Web page and app entries
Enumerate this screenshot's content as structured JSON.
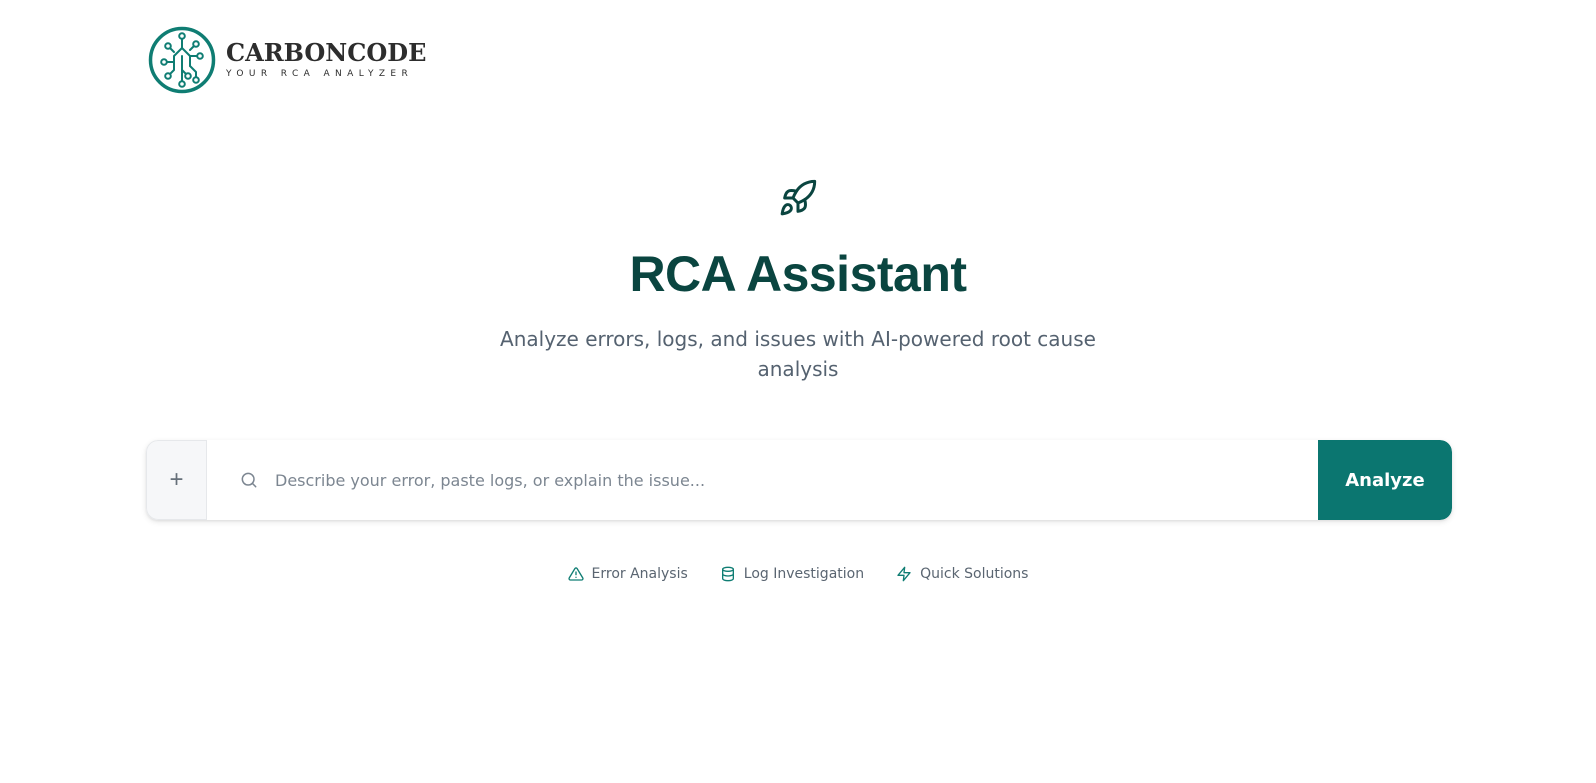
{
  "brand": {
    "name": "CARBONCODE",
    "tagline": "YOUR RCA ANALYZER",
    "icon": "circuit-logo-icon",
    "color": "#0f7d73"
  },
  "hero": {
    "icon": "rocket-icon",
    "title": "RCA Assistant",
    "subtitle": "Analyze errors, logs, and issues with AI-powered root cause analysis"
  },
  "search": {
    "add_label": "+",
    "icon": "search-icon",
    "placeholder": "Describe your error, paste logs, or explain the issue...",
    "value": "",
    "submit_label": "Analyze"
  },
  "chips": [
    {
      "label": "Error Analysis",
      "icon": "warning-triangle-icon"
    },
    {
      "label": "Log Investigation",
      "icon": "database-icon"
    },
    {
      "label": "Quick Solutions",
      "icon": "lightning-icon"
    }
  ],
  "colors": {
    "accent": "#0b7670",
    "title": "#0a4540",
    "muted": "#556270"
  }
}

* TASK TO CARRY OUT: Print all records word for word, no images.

* TASK RESULT:
Enumerate this screenshot's content as structured JSON.
{
  "brand": {
    "name": "CARBONCODE",
    "tagline": "YOUR RCA ANALYZER",
    "icon": "circuit-logo-icon",
    "color": "#0f7d73"
  },
  "hero": {
    "icon": "rocket-icon",
    "title": "RCA Assistant",
    "subtitle": "Analyze errors, logs, and issues with AI-powered root cause analysis"
  },
  "search": {
    "add_label": "+",
    "icon": "search-icon",
    "placeholder": "Describe your error, paste logs, or explain the issue...",
    "value": "",
    "submit_label": "Analyze"
  },
  "chips": [
    {
      "label": "Error Analysis",
      "icon": "warning-triangle-icon"
    },
    {
      "label": "Log Investigation",
      "icon": "database-icon"
    },
    {
      "label": "Quick Solutions",
      "icon": "lightning-icon"
    }
  ],
  "colors": {
    "accent": "#0b7670",
    "title": "#0a4540",
    "muted": "#556270"
  }
}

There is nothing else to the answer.